  • Funding The authors have not declared a specific grant for this research from any funding agency in the public, commercial or not-for-profit sectors.

  • Competing interests SUA reports no competing interests. LP reports no competing interests. MK reports competing interests in the form of consulting fees from Imperative Care and research grant funding from the Saskatchewan Heath Research Foundation. In addition, he is a board member of the Heart and Stroke Foundation of Saskatchewan.

  • Provenance and peer review Not commissioned; externally peer reviewed.
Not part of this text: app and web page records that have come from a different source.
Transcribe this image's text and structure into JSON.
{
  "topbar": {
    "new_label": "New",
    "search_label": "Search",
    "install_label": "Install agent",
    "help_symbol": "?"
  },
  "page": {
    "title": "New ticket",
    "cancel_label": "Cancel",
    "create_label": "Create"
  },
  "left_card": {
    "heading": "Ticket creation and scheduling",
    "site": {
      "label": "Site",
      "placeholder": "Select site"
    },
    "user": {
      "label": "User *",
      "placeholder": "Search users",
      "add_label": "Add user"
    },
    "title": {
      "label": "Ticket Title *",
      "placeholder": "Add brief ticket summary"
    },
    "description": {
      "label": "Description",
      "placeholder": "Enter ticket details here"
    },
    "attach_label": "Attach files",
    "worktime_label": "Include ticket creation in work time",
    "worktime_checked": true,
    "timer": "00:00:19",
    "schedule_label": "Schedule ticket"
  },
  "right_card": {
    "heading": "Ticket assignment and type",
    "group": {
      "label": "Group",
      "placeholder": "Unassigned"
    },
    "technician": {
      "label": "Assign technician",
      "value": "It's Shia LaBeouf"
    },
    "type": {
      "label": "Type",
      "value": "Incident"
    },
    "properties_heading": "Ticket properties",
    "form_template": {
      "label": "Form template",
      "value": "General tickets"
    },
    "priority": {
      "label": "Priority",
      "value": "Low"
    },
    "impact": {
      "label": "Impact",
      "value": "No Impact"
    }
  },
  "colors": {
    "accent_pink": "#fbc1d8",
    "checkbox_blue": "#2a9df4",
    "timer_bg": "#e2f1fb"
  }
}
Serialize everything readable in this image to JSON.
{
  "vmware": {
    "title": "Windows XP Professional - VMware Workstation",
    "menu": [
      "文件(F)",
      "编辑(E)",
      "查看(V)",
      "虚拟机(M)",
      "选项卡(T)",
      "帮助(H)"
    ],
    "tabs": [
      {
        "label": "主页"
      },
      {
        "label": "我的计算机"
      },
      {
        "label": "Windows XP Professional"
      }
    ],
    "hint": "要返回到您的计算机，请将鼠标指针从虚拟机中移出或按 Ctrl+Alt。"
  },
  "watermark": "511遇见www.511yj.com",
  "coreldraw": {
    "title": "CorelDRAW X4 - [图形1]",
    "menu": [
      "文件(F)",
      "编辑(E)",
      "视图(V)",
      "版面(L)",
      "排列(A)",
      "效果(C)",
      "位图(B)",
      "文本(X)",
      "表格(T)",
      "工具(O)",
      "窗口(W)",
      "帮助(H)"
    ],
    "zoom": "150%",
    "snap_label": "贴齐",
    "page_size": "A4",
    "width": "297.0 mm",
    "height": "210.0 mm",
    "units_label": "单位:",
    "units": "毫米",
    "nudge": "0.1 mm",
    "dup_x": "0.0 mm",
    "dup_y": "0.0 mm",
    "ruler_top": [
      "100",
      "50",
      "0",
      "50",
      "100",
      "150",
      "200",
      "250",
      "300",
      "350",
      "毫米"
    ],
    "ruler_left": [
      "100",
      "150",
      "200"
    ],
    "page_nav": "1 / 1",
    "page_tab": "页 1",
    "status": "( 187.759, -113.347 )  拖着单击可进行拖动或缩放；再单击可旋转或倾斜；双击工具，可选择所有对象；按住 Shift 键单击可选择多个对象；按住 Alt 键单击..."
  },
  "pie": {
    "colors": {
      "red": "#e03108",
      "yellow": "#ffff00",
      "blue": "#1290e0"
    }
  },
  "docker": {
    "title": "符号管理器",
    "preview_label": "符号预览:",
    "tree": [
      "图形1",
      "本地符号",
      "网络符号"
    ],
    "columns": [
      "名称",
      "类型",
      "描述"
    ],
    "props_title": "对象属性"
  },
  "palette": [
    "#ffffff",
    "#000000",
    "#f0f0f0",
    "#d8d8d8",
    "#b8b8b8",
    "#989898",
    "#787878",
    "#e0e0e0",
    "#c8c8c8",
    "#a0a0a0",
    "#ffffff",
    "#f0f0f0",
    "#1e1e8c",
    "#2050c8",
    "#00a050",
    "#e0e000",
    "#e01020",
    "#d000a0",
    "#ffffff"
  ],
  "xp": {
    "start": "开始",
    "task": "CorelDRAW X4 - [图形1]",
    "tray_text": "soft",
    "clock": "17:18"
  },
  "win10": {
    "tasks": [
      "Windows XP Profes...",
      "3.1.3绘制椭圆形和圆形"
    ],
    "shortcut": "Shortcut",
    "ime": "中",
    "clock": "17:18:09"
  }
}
  • Supplemental material This content has been supplied by the author(s). It has not been vetted by BMJ Publishing Group Limited (BMJ) and may not have been peer-reviewed. Any opinions or recommendations discussed are solely those of the author(s) and are not endorsed by BMJ. BMJ disclaims all liability and responsibility arising from any reliance placed on the content. Where the content includes any translated material, BMJ does not warrant the accuracy and reliability of the translations (including but not limited to local regulations, clinical guidelines, terminology, drug names and drug dosages), and is not responsible for any error and/or omissions arising from translation and adaptation or otherwise.